*** EXERCISE MATERIALS Section Begins ***

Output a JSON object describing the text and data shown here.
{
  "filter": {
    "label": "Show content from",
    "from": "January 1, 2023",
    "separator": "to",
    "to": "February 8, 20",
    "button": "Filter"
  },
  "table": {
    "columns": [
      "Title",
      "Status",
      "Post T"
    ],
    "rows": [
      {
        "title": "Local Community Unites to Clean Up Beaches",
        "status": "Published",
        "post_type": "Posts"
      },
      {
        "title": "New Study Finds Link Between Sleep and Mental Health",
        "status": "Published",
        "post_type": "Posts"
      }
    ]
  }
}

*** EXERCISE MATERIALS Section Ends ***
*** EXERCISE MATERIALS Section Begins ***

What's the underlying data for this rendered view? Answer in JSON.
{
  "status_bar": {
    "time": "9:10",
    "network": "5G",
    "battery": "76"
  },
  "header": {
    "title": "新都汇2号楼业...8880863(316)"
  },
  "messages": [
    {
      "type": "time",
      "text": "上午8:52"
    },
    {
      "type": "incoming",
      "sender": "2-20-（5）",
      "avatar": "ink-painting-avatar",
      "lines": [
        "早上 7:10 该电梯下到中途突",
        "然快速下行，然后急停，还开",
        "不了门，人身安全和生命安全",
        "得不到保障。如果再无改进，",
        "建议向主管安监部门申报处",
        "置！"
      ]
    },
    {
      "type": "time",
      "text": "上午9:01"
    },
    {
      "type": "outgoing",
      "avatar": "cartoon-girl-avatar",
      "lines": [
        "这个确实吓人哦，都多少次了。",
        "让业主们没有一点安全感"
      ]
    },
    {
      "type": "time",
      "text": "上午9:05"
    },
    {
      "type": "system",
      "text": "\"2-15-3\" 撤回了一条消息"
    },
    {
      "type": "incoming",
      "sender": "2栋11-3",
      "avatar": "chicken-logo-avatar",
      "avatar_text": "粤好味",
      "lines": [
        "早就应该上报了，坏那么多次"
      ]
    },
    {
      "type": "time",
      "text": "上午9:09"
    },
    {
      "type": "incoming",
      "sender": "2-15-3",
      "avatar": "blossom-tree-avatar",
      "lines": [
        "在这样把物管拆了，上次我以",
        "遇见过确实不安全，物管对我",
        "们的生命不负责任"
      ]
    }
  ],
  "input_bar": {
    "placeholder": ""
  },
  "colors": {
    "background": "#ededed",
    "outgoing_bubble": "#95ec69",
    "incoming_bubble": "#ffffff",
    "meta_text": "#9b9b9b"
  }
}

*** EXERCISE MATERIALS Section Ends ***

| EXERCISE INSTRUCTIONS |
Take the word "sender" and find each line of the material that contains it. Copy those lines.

| TASK RESPONSE |
      "sender": "2-20-（5）",
      "sender": "2栋11-3",
      "sender": "2-15-3",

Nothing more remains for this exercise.